### EXERCISE GOAL
Go through the entries below and copy each line that holds the word "icon".

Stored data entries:
****
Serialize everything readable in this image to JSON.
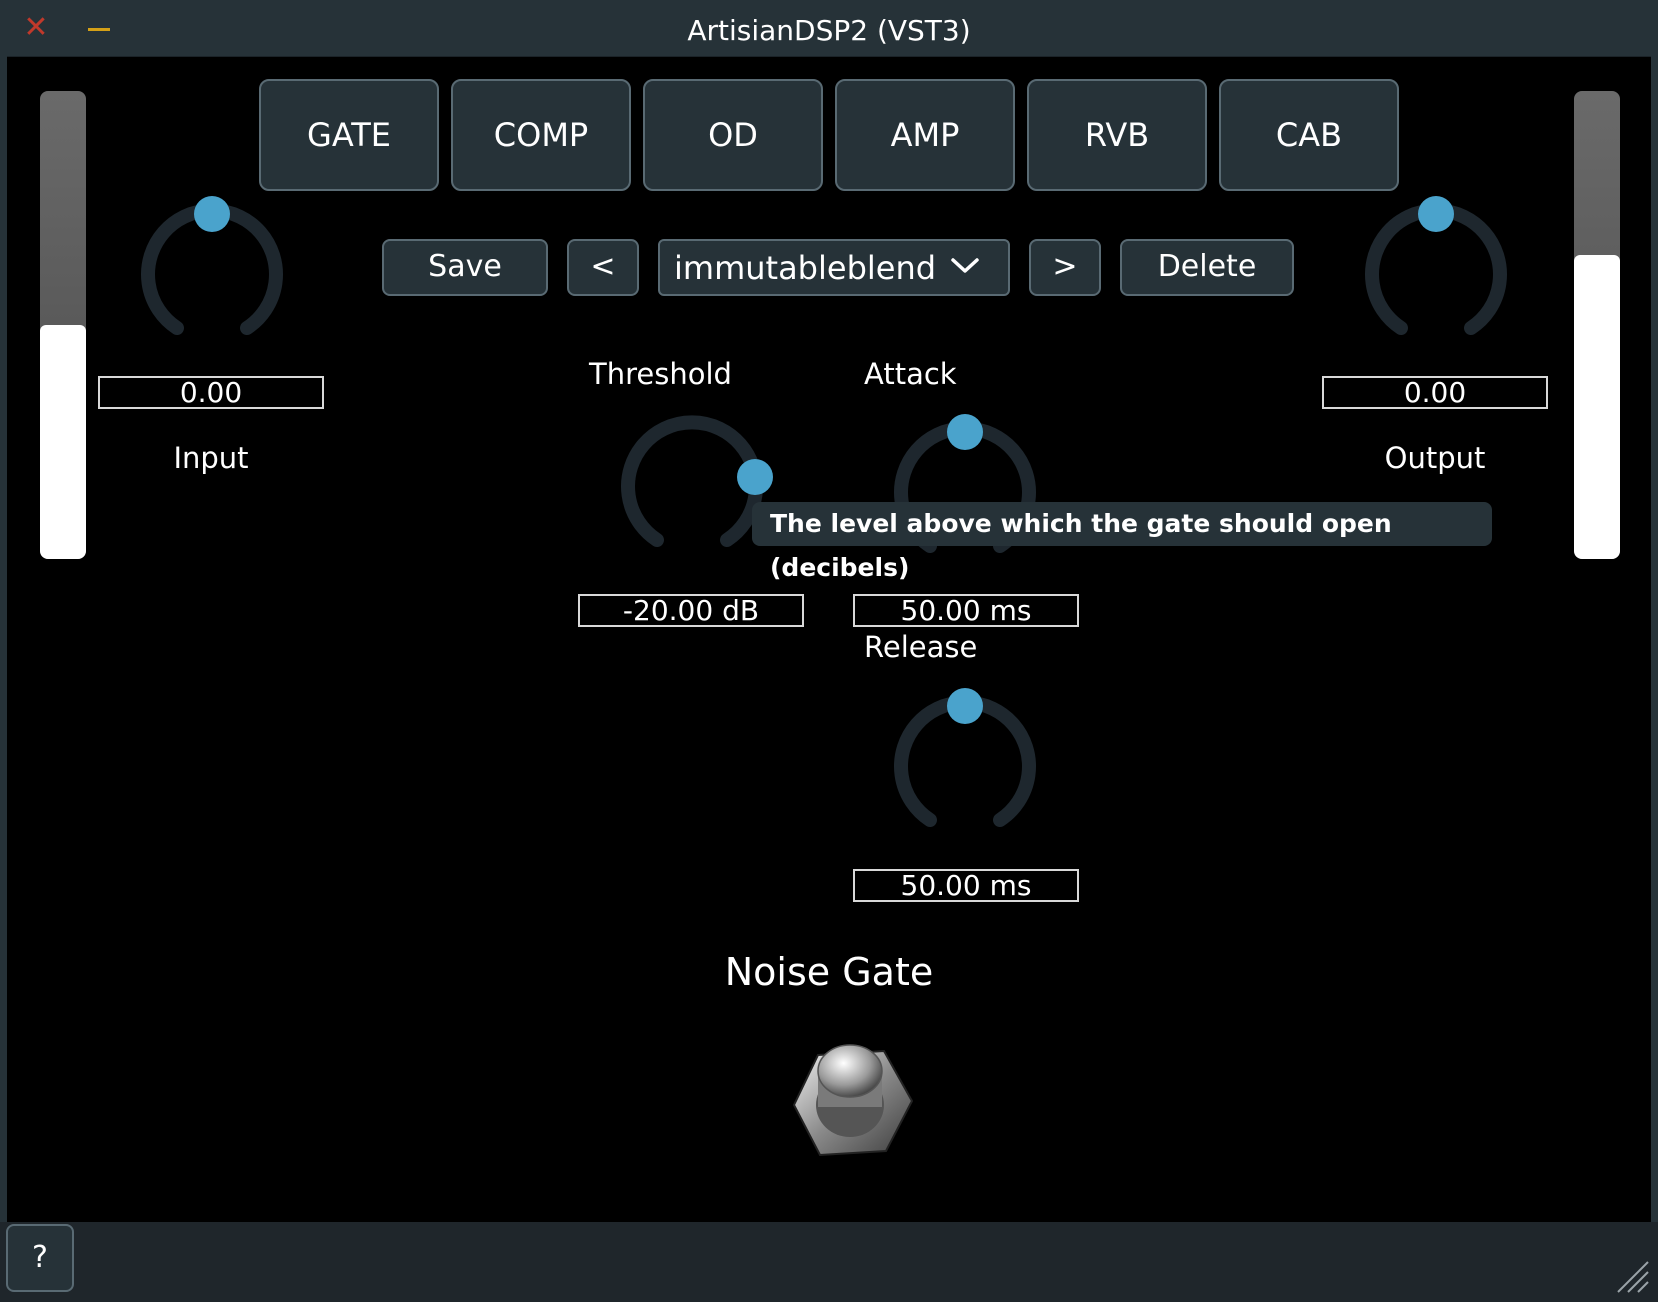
{
  "window": {
    "title": "ArtisianDSP2 (VST3)",
    "close_icon": "close-icon",
    "minimize_icon": "minimize-icon"
  },
  "tabs": [
    {
      "label": "GATE"
    },
    {
      "label": "COMP"
    },
    {
      "label": "OD"
    },
    {
      "label": "AMP"
    },
    {
      "label": "RVB"
    },
    {
      "label": "CAB"
    }
  ],
  "presets": {
    "save_label": "Save",
    "prev_label": "<",
    "current": "immutableblend",
    "next_label": ">",
    "delete_label": "Delete"
  },
  "input": {
    "value": "0.00",
    "label": "Input",
    "meter_level": 0.5
  },
  "output": {
    "value": "0.00",
    "label": "Output",
    "meter_level": 0.65
  },
  "gate": {
    "title": "Noise Gate",
    "threshold": {
      "label": "Threshold",
      "value": "-20.00 dB"
    },
    "attack": {
      "label": "Attack",
      "value": "50.00 ms"
    },
    "release": {
      "label": "Release",
      "value": "50.00 ms"
    },
    "tooltip": "The level above which the gate should open (decibels)"
  },
  "footer": {
    "help_label": "?"
  },
  "colors": {
    "accent": "#4aa3cc",
    "panel": "#263238",
    "track": "#1e272e"
  }
}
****
### EXERCISE RESPONSE
    "close_icon": "close-icon",
    "minimize_icon": "minimize-icon"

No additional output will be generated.